_MATERIAL PROVIDED_.
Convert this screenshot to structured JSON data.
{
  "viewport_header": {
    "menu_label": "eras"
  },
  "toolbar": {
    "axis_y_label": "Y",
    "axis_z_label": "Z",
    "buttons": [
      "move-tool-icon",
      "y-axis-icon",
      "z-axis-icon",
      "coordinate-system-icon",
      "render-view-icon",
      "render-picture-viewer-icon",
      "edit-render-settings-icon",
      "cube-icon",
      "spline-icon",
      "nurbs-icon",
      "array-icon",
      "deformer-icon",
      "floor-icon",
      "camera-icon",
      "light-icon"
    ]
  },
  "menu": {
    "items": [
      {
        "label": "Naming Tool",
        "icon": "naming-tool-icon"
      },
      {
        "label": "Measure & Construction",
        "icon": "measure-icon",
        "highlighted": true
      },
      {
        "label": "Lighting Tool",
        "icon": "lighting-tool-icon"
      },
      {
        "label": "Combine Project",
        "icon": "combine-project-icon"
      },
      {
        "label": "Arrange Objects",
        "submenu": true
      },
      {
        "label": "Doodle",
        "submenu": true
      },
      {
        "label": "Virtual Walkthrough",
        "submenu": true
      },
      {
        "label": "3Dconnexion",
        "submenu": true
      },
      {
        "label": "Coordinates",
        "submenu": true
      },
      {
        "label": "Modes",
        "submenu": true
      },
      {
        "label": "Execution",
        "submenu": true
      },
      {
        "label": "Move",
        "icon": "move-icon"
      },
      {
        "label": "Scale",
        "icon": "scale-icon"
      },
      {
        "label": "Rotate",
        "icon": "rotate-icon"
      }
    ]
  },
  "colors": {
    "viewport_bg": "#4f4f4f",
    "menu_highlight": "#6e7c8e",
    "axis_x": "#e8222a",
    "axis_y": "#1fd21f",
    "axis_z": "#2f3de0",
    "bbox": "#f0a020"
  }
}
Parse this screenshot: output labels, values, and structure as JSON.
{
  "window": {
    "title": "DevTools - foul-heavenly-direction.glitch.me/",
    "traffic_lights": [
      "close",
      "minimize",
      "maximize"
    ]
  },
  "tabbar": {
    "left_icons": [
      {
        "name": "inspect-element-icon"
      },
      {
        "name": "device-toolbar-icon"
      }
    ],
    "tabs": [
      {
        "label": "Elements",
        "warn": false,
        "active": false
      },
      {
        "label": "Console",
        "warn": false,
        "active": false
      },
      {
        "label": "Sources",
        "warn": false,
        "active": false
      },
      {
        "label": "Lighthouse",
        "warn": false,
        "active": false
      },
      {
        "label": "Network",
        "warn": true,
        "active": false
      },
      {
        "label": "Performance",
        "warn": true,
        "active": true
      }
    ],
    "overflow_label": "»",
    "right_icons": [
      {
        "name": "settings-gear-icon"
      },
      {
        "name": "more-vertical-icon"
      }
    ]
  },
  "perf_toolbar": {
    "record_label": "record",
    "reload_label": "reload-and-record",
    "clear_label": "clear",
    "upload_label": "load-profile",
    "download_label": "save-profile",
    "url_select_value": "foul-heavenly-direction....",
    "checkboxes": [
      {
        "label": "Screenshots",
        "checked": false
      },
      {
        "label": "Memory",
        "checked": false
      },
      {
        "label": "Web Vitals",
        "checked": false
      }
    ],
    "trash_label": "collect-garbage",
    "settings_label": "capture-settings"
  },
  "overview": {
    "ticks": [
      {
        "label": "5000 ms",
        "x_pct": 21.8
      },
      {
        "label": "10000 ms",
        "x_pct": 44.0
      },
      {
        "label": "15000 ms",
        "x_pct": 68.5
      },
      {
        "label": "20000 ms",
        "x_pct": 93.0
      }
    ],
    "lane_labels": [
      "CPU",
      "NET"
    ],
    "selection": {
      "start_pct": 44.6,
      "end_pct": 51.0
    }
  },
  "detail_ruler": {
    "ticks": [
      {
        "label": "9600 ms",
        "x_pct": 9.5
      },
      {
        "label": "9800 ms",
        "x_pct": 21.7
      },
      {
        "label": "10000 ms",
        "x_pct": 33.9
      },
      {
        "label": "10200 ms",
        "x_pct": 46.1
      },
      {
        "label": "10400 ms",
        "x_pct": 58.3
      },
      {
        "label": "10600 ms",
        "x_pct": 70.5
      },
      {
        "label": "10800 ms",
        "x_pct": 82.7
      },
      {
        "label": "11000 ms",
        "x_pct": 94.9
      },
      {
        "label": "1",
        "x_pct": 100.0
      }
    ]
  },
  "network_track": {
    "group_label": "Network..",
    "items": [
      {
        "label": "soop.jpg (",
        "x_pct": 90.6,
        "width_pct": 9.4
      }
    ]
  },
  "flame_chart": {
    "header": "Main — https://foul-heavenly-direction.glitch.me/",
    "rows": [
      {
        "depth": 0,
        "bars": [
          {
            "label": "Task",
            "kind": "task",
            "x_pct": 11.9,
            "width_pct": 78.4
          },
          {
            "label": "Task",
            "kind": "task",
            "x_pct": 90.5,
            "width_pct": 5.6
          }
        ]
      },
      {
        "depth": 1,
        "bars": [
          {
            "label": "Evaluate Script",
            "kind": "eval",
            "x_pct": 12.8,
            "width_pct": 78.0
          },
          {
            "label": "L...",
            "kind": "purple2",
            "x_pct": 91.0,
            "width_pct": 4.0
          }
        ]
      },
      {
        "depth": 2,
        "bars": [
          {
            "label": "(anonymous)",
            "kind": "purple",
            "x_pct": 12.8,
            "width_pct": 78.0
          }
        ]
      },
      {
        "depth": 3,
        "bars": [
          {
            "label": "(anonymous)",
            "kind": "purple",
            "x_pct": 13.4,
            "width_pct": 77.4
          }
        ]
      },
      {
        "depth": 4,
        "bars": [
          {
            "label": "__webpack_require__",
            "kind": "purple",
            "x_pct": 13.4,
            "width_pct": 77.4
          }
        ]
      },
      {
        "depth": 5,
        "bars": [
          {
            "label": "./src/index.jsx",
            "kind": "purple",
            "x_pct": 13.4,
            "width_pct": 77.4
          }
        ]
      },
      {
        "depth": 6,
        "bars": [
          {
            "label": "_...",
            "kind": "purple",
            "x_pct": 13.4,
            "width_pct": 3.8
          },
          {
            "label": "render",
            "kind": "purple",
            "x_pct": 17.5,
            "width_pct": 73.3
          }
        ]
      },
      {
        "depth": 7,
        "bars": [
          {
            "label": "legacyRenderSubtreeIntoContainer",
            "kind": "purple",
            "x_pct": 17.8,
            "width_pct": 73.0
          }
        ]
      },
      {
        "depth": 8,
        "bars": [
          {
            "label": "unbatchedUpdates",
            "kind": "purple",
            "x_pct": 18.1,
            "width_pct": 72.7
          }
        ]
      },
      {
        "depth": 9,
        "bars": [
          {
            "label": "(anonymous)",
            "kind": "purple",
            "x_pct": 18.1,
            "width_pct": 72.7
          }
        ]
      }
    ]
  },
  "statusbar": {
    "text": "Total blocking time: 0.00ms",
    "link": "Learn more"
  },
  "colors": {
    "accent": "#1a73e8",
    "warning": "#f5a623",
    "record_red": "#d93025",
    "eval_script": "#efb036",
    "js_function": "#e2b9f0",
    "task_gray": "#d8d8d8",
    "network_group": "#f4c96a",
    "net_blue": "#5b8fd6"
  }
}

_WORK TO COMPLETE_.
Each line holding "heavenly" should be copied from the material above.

_YOUR SOLUTION_.
    "title": "DevTools - foul-heavenly-direction.glitch.me/",
    "url_select_value": "foul-heavenly-direction....",
    "header": "Main — https://foul-heavenly-direction.glitch.me/",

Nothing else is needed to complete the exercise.